              I also am very unhappy with the lyric in my parlor guitar. Mine is a loud instrument with good bass. It was rebraced in the 70's to make it a classical guitar. It is very balanced. Here's the sound with a good external mike: I have been very happy with having a lyric installed in my flamenco and another handmade full size classical. This is my 3rd lyric and the only one that yields a very poor sound. It sounds very harsh and almost overdriven- yes I did turn the volume down- still poor tone. With other mikes or no mike this parlor has a very pleasing and balanced sound. I tried having my installer move the mike more towards the treble as the sound is an uncontrolled and somewhat bassy sound. This did not help at all. If I use the pre amp and really do vodoo which then makes it sound dead I can get a more normal but lifeless sound. I tried installing a sound post to restrict the top and moved it to many locations. The sound is always harsh- very different from the sound I get with the lyric in my full sized classical. I have done every possible adjustment but one. When I try to use the plastic tool to turn the small presence knob the tip bends because it's hard to turn the knob with this fragile plastic tip.

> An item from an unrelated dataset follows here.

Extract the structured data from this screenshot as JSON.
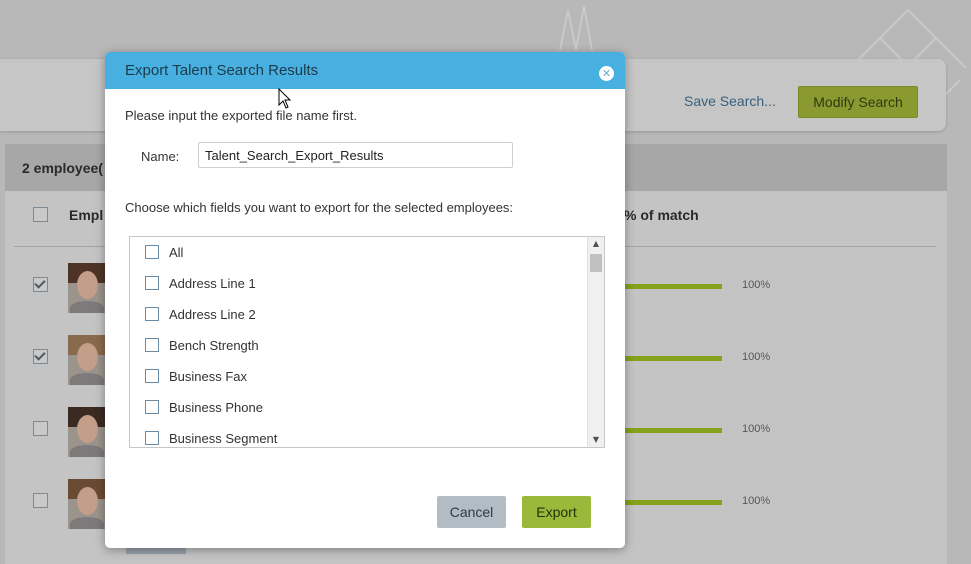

I bought some metal tools from Harbor Freight that would work but do not want to try this until I know why the plastic one that comes seems not able to stand up to being used to turn the adjustment knob either direction. By greatly reducing the volume knob and doing serious adjustments with the notch filter to decrease the volume of the g and d strings and by reducing those frequencies I get a dead but balanced resulting sound. Note: my parlor instrument was, of course, originally a steel string and was rebraced lighter but sounds fine with a mike- go to my link above. What should I do and why does the plastic prescence wand not have enough rigdity to be used? Please help as I love the lyric in the other guitars.
              Last edited by BollesGtr; 06-09-2015, 09:18 PM.


              • #22
                Hi BollesGtr,
                I am sorry that you are having some tone issues with your parlor/lyric setup.
                Are you using the Lyric Classical in the parlor? Also, what are you playing your guitar through? (ie PA, Amp, Recording rig, etc.)
                The "harsh" sound that you are getting can be caused by having too much of the presence mixed in. As far as the presence adjustment goes, the pot can become a little stiff from being left in one spot for a long period of time (like from the factory, or sitting on a retail shelf for a while). I would suggest turning it back and forth a few times to help loosen the pot. The tool that we send out with the Lyric is strong enough to make the adjustments needed. Once you are able to get the higher frequency sounds from the presence control dialed in to represent that of your unplugged sound, you will be able to dial in any needed EQ or alternate mic placement much more effectively without killing your tone.